= WHAT IS REQUIRED =
Extract each line from the entries below that has the string "length" in it.

= INPUT FOR THIS TASK =
.....

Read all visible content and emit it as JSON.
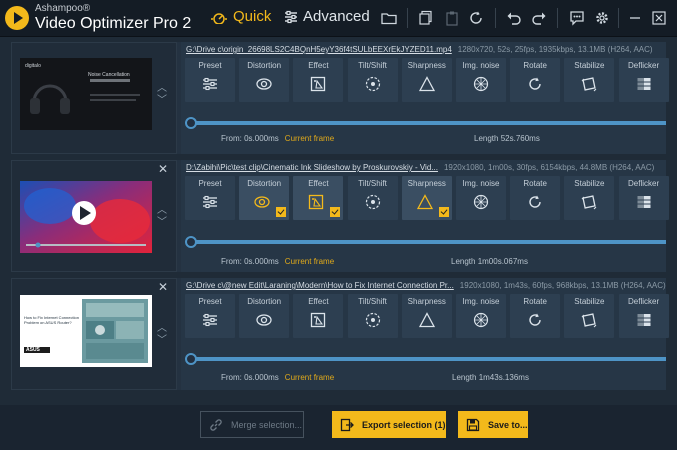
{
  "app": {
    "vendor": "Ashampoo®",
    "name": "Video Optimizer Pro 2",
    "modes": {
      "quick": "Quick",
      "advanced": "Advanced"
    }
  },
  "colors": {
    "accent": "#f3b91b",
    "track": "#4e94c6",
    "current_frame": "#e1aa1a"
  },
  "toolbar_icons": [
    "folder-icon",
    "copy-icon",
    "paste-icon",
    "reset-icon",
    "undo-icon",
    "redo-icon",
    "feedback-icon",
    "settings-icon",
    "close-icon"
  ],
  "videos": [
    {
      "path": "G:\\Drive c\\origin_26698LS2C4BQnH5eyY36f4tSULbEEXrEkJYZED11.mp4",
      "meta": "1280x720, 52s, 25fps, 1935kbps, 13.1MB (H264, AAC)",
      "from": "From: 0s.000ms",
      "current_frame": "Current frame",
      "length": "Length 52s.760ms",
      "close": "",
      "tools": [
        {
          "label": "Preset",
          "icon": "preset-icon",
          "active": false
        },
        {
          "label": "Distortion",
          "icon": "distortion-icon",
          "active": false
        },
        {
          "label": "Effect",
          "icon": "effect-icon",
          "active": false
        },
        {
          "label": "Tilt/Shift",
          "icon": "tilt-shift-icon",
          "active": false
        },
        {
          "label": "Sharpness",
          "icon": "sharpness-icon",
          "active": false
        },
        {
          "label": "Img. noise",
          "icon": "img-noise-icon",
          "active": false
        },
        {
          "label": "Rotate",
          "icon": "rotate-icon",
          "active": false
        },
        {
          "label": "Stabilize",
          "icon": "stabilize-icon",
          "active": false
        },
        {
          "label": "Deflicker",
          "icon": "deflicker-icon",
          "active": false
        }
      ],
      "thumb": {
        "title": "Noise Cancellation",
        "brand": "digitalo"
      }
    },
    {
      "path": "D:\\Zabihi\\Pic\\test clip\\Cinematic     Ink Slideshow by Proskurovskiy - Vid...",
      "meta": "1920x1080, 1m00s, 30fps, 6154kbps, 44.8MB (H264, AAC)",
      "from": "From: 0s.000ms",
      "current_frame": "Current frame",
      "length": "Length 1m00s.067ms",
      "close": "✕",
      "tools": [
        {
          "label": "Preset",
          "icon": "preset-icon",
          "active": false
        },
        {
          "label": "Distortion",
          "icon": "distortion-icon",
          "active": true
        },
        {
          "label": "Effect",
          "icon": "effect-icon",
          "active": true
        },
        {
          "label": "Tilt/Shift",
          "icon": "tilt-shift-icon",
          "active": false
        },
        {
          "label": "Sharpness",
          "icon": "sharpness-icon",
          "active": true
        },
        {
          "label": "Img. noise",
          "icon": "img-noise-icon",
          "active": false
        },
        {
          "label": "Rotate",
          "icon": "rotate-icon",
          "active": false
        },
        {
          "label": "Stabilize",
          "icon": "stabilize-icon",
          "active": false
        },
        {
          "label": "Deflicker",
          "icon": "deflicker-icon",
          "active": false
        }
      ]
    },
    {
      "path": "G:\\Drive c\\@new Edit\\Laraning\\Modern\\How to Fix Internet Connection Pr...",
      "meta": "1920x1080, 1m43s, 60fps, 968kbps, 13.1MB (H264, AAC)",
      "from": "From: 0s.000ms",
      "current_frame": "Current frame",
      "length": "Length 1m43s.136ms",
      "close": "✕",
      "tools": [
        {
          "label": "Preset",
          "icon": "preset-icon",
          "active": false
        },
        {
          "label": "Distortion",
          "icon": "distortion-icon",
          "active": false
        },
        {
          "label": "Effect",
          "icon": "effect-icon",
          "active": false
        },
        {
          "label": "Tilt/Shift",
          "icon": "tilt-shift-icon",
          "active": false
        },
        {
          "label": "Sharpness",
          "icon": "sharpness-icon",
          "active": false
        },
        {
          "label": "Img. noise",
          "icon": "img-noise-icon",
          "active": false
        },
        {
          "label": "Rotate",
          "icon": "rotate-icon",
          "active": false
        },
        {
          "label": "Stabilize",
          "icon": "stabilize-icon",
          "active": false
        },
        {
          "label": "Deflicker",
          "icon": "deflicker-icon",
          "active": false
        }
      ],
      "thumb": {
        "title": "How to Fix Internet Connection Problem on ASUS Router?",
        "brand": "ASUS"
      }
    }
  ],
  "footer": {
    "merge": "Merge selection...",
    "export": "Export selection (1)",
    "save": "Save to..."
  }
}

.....

= TASK ANSWER =
      "length": "Length 52s.760ms",
      "length": "Length 1m00s.067ms",
      "length": "Length 1m43s.136ms",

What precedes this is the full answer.